* **Exercise requirements**
Each line holding the string "this" is to be copied from the data.

* **Source data**
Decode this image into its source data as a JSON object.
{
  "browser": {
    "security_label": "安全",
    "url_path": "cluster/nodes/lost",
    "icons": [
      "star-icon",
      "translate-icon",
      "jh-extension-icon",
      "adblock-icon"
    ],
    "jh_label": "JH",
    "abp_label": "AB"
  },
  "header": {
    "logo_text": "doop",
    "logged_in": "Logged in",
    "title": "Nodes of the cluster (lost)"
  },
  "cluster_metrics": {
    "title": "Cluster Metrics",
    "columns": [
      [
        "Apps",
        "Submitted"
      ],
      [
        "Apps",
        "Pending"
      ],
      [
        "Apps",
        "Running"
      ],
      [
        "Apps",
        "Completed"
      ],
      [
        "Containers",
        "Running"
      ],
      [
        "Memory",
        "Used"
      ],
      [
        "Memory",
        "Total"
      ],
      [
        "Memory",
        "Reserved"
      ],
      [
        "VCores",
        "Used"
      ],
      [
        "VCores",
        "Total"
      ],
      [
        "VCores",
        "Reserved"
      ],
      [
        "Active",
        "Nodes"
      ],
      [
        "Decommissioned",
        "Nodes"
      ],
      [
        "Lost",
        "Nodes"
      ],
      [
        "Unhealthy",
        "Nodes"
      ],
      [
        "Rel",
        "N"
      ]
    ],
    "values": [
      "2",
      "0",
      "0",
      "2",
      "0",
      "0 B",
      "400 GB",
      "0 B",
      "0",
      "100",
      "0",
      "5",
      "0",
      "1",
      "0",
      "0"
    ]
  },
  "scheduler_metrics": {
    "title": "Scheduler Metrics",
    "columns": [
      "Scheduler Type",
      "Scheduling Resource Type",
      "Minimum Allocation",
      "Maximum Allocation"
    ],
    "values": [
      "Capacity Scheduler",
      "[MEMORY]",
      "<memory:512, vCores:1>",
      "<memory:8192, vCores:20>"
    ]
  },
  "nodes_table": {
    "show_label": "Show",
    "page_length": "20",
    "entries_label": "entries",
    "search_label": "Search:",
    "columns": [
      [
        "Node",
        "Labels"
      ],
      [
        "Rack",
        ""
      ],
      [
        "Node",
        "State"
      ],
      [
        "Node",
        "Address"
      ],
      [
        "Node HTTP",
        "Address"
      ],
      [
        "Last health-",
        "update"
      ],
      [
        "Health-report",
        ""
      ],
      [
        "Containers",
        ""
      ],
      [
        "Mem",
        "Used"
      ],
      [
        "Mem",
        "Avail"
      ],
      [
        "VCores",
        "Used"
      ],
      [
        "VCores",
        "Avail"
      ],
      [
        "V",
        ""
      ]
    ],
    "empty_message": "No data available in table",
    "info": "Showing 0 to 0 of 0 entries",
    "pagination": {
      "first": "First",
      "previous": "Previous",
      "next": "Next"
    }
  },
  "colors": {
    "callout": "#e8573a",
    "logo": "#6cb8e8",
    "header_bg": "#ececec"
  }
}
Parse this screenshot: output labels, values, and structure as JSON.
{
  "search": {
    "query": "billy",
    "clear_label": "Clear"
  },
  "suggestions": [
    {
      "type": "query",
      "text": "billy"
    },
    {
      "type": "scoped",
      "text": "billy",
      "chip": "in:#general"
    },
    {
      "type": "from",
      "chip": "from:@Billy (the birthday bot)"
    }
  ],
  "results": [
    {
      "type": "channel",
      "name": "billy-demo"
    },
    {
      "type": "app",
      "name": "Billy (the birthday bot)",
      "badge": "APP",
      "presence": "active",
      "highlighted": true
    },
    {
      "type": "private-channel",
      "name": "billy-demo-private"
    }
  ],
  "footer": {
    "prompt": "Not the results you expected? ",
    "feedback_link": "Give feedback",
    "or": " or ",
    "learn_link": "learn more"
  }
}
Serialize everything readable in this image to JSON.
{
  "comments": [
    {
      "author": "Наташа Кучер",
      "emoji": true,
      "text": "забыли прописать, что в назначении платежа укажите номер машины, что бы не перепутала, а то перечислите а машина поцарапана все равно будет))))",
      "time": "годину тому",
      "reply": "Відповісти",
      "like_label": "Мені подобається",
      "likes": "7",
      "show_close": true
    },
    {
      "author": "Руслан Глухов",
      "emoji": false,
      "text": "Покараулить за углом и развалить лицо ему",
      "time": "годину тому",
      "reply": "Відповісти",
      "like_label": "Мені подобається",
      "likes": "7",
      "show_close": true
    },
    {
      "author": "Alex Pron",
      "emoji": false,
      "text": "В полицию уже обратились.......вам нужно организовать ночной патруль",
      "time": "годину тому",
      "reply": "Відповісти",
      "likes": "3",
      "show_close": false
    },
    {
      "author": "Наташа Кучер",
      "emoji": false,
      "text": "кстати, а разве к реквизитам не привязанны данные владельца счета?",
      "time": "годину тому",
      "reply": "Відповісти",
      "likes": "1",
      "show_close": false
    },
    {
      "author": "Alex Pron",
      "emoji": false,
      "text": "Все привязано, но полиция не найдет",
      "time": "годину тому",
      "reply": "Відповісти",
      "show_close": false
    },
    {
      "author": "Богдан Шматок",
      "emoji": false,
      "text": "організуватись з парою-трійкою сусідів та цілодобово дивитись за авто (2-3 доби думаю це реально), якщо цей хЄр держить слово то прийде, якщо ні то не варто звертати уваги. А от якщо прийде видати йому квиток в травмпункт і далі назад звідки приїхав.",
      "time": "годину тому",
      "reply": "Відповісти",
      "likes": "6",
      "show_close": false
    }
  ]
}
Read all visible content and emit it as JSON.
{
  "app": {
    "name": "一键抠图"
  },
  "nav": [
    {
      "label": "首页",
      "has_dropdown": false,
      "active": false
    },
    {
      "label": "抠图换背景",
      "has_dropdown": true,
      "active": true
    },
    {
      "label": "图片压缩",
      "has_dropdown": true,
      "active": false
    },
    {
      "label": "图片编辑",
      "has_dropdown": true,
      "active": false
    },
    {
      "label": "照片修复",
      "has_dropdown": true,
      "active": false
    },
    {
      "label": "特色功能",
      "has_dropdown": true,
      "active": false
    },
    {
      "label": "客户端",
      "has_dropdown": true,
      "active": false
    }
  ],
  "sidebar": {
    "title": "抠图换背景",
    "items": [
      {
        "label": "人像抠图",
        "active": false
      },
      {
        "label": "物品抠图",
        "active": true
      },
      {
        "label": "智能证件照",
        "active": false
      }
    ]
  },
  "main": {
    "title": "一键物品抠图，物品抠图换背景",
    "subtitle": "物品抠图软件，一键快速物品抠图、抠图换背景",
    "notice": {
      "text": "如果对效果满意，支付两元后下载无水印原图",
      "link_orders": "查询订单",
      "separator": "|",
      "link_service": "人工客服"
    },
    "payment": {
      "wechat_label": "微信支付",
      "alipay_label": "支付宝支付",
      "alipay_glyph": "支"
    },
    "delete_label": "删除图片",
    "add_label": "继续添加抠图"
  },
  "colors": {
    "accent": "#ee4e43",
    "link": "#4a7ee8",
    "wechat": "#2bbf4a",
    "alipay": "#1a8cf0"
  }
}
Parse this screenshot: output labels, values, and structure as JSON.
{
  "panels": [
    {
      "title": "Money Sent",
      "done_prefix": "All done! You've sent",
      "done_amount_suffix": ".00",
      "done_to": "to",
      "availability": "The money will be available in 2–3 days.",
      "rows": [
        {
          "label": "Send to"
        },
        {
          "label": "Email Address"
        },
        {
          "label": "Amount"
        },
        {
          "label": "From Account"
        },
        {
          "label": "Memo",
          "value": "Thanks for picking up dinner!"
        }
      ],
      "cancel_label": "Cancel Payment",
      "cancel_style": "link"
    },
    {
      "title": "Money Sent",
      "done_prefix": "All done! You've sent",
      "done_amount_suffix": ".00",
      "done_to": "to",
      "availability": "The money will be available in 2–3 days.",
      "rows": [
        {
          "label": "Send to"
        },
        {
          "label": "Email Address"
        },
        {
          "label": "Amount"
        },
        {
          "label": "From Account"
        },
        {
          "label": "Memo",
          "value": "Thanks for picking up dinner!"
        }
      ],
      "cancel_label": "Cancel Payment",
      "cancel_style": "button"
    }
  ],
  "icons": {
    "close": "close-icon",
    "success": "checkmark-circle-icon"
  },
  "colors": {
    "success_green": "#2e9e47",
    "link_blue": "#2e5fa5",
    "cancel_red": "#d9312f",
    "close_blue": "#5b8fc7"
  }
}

* **Answer**
Decode this image into its source data as a JSON object.
Parse this screenshot: output labels, values, and structure as JSON.
Serialize everything readable in this image to JSON.
Parse this screenshot: output labels, values, and structure as JSON.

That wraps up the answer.